In the British underground of the 1970s, Hipgnosis kidnapped the art of the visual narrative through their contrivance of photographic reality and made it their own, with Storm Thorgesen and his partners employing the best pre-press craftsmen in the advertising industry to achieve optimum visual realism. (These were the pre-computer Seventies). In New York, ex-pat Parisian Jean-Paul Goude plied his trade at Esquire under the guidance of his magazine design guru George Lois. Fired-up by the manipulative potential of the creative photograph, he became Grace Jones' art director, svengali and sometime partner. He utilised her striking appearance to make some of the most exciting and remarkable record covers, videos and live performances of the early Eighties. As art directors both Goude and Thorgesen have influenced me, and I have also since had the pleasure of working with them. My own approach to art direction is less theatrical, erring on the side of subtlety. I am intrigued by visuals that work on a more subliminal level.
When we launched our first web site in 1996, we included a company manifesto. Our attitude towards collaboration as part of the creative process was referred to in the closing paragraph. We haven't changed our outlook much and long may we stand by our philosophy:
"We try to balance the analytical approach to visual 'problem solving', (some folk refer to this as having ideas), with a forward-looking intuitive flair (except on Monday mornings). Working collaboratively is enjoyed and encouraged; we treasure our associations with such talented practitioners as photographers and illustrators and value these experiences as an educational continuation. We hold all kinds of creativity in high esteem. Dignity and justice dictate that nothing is done for nothing and in our experience optimum success and quality result from the most respectful relationships. Nothing puts a bigger smile on our faces than driving a job from bottom to top: Concept, Art Direction, Design, Typography, Artwork, Repro, Pub; and in that order.
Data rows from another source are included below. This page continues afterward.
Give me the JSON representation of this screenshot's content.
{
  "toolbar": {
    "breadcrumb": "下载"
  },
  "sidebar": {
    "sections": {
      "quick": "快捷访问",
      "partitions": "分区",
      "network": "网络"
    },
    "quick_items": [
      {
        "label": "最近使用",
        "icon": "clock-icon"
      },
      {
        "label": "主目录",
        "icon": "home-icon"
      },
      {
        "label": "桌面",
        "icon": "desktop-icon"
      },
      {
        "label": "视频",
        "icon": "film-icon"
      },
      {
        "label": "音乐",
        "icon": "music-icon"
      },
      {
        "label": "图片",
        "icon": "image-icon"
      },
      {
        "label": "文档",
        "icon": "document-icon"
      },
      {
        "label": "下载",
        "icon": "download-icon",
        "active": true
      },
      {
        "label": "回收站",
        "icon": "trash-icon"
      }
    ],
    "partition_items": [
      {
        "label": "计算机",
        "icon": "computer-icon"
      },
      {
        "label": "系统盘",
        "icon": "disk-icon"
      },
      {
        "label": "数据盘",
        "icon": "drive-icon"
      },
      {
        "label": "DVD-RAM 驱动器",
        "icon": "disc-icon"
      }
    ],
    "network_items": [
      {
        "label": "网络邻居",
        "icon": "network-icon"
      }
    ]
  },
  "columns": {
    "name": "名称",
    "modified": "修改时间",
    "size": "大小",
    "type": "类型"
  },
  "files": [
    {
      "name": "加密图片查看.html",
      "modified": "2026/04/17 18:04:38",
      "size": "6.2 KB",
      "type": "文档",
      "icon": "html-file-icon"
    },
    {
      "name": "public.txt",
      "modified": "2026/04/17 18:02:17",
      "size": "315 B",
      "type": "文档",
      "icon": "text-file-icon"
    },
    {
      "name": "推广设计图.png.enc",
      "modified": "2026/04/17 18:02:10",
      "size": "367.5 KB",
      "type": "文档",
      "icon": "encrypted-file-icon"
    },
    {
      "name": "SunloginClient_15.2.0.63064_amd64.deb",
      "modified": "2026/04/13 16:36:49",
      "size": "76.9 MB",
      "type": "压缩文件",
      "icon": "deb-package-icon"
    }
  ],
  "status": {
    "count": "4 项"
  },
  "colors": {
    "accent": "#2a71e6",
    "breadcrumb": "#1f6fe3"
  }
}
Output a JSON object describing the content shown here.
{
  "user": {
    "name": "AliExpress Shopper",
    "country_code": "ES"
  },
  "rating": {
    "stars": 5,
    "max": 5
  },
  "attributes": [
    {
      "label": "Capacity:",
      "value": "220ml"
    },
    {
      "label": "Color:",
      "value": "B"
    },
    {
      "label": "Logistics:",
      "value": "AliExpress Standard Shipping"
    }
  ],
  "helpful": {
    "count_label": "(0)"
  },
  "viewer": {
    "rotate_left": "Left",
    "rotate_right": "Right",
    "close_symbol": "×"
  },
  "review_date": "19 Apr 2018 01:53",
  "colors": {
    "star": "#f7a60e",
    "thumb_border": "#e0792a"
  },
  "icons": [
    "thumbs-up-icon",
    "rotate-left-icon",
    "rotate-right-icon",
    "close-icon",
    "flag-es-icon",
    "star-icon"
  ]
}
We will turn our hands to most things and hopefully enter creative dialogue with a receptive ear and practical demeanour."